EXERCISE AIM: For the entries that follow, retype exactly the lines from the one containing "Transcribe this image's" to the one containing "Decode this image", inclusive, and only those. Images stay out of the copy.

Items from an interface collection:
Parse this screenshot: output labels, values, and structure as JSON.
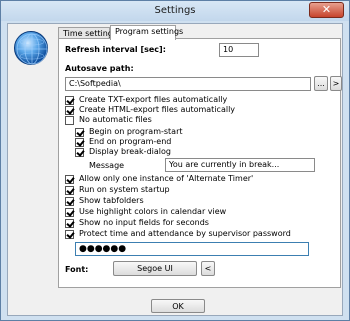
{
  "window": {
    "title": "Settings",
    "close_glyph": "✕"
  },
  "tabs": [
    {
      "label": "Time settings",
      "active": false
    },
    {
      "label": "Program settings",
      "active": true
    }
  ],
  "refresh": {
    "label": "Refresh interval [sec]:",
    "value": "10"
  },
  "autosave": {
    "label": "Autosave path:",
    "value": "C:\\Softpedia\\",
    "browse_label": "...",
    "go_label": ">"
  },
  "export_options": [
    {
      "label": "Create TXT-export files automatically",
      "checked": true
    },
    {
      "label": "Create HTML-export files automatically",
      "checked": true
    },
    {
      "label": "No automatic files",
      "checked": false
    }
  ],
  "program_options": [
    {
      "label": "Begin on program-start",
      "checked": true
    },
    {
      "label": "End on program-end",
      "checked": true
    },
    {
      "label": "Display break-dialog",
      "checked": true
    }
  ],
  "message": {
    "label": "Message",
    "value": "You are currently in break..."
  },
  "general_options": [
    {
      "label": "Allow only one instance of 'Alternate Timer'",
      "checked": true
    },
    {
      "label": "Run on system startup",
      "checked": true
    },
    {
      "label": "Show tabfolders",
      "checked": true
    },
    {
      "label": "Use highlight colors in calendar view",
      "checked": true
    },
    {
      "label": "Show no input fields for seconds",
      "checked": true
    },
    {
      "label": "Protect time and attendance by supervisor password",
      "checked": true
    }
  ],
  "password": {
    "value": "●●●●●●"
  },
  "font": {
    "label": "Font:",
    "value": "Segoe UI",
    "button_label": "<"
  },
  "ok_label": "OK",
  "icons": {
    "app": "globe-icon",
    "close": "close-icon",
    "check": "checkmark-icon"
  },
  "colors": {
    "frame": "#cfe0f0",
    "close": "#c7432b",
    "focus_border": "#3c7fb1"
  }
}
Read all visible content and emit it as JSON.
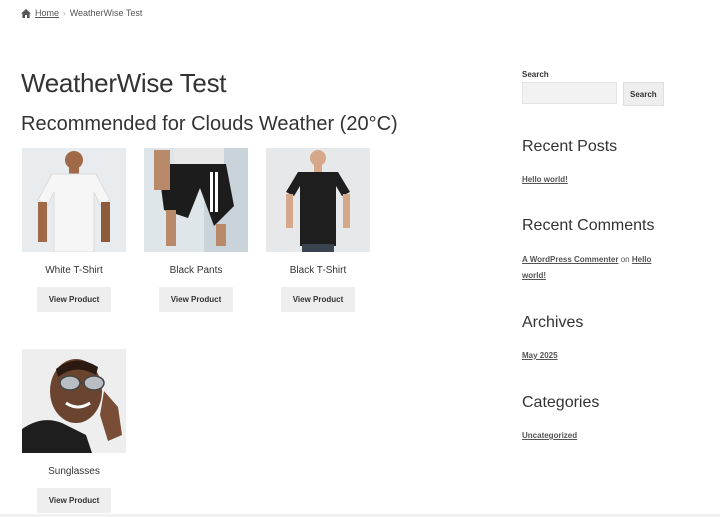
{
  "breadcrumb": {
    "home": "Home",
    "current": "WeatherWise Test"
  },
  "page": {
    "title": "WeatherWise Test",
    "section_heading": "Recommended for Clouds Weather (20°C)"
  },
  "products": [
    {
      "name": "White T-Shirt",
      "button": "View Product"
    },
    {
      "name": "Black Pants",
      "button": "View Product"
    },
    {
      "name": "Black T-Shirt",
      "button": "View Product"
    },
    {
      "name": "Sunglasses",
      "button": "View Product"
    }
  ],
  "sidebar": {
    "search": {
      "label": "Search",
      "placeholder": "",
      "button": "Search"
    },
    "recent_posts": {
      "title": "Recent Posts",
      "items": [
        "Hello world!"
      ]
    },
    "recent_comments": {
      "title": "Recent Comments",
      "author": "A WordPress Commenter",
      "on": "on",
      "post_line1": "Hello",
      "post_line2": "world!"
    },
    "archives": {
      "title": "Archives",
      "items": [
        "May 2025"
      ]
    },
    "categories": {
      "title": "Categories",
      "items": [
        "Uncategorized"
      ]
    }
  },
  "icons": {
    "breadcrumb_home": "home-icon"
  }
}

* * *

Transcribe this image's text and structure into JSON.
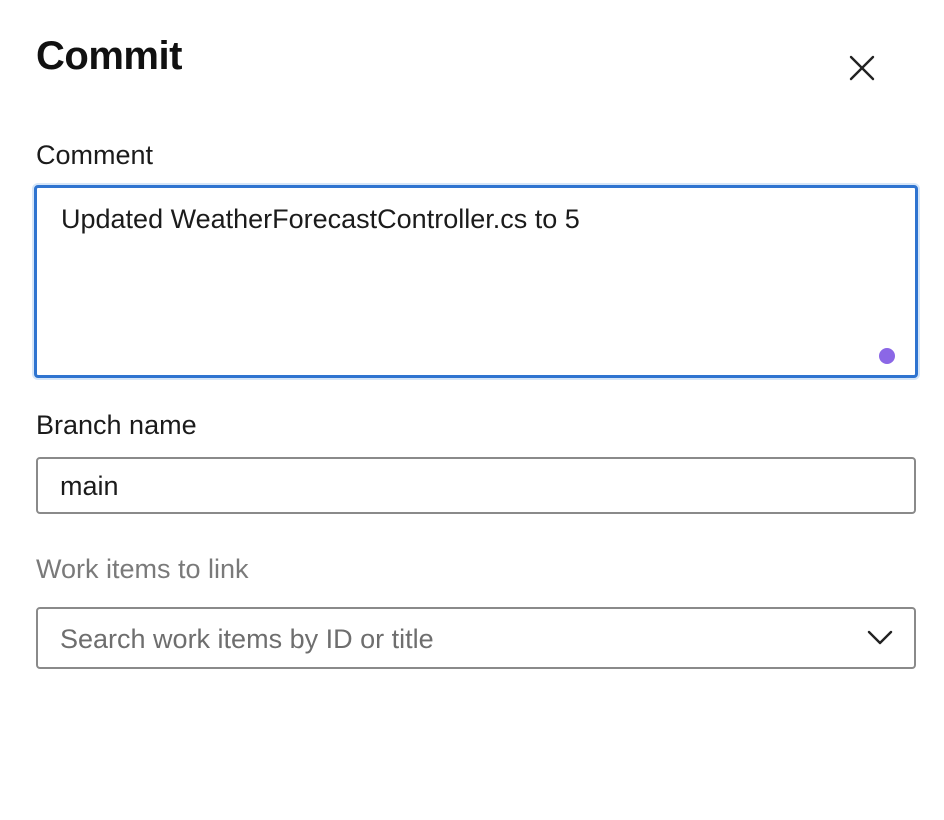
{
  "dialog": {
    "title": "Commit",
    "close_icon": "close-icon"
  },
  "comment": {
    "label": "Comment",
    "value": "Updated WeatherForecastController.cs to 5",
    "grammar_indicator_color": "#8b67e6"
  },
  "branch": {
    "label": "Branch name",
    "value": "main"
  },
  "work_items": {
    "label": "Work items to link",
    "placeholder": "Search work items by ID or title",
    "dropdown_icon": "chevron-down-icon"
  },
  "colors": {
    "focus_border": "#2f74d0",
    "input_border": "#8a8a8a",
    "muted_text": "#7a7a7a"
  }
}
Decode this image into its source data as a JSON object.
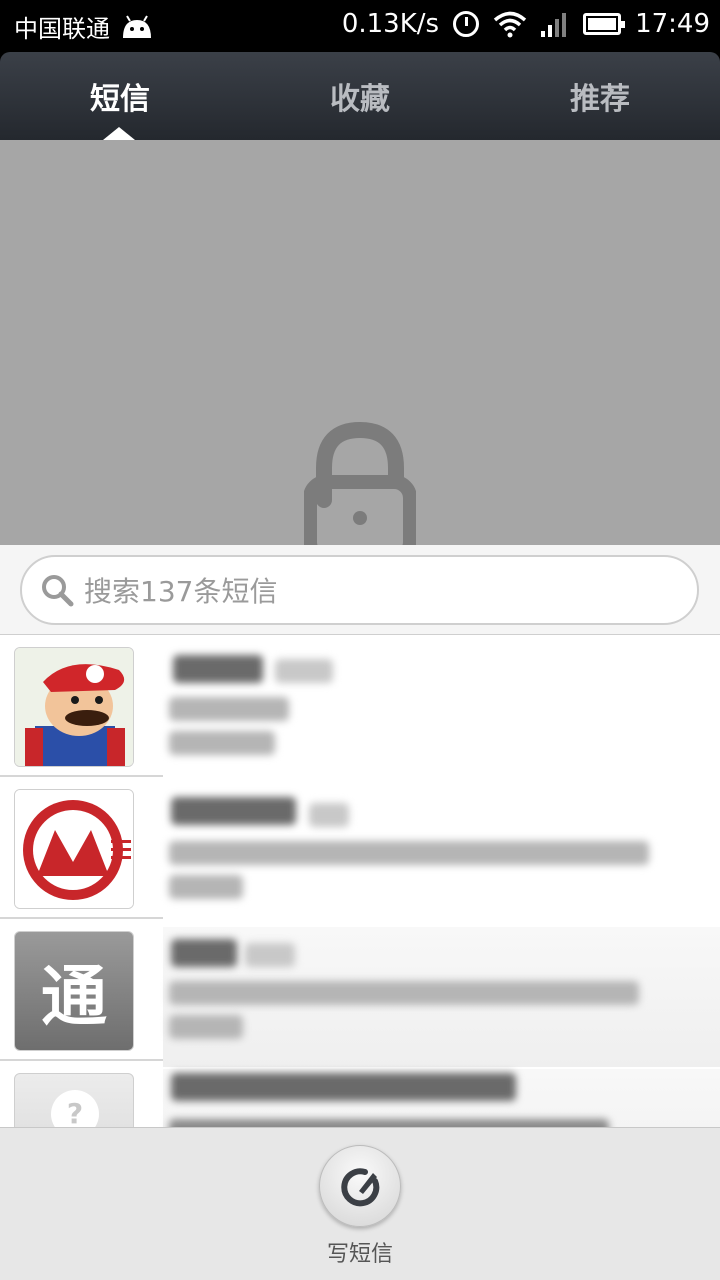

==

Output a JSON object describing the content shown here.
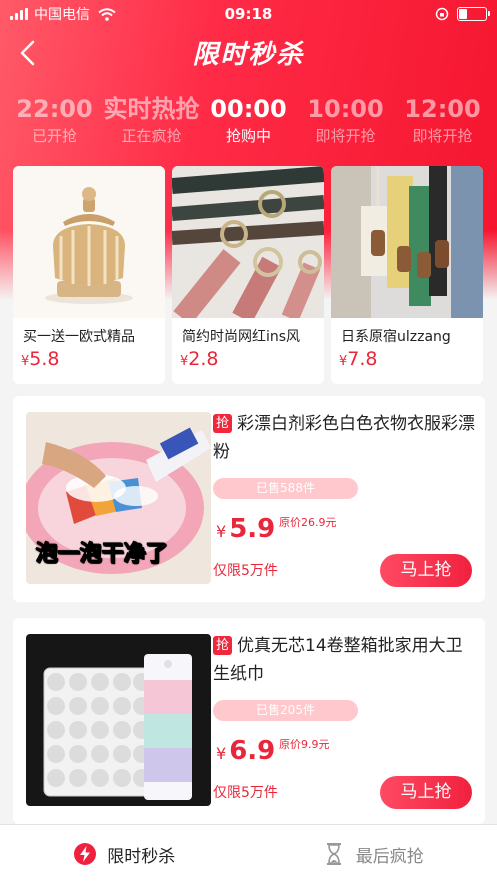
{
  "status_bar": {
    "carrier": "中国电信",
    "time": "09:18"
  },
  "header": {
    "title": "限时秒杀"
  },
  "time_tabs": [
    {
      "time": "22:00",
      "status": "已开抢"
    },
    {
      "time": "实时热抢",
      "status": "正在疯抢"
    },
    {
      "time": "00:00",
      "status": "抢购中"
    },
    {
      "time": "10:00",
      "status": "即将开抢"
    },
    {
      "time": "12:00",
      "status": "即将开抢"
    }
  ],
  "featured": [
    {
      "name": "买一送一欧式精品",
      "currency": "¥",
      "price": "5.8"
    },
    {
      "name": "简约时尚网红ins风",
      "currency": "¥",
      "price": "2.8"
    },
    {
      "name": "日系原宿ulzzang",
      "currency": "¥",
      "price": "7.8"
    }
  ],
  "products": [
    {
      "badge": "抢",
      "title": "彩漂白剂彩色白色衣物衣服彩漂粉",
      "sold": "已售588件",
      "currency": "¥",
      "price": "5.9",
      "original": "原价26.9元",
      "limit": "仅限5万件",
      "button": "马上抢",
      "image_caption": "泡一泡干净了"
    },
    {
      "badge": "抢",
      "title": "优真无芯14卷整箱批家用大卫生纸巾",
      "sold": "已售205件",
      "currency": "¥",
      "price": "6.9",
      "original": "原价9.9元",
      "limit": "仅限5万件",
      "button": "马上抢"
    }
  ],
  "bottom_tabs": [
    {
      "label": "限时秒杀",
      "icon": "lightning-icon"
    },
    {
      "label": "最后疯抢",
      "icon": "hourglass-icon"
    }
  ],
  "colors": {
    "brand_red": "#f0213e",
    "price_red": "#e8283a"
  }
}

EXERCISE RESPONSE:
Transcribe this image's text and structure into JSON.
{
  "dialog": {
    "title": "Commit",
    "close_icon": "close-icon"
  },
  "comment": {
    "label": "Comment",
    "value": "Updated WeatherForecastController.cs to 5",
    "grammar_indicator_color": "#8b67e6"
  },
  "branch": {
    "label": "Branch name",
    "value": "main"
  },
  "work_items": {
    "label": "Work items to link",
    "placeholder": "Search work items by ID or title",
    "dropdown_icon": "chevron-down-icon"
  },
  "colors": {
    "focus_border": "#2f74d0",
    "input_border": "#8a8a8a",
    "muted_text": "#7a7a7a"
  }
}
Decode this image into its source data as a JSON object.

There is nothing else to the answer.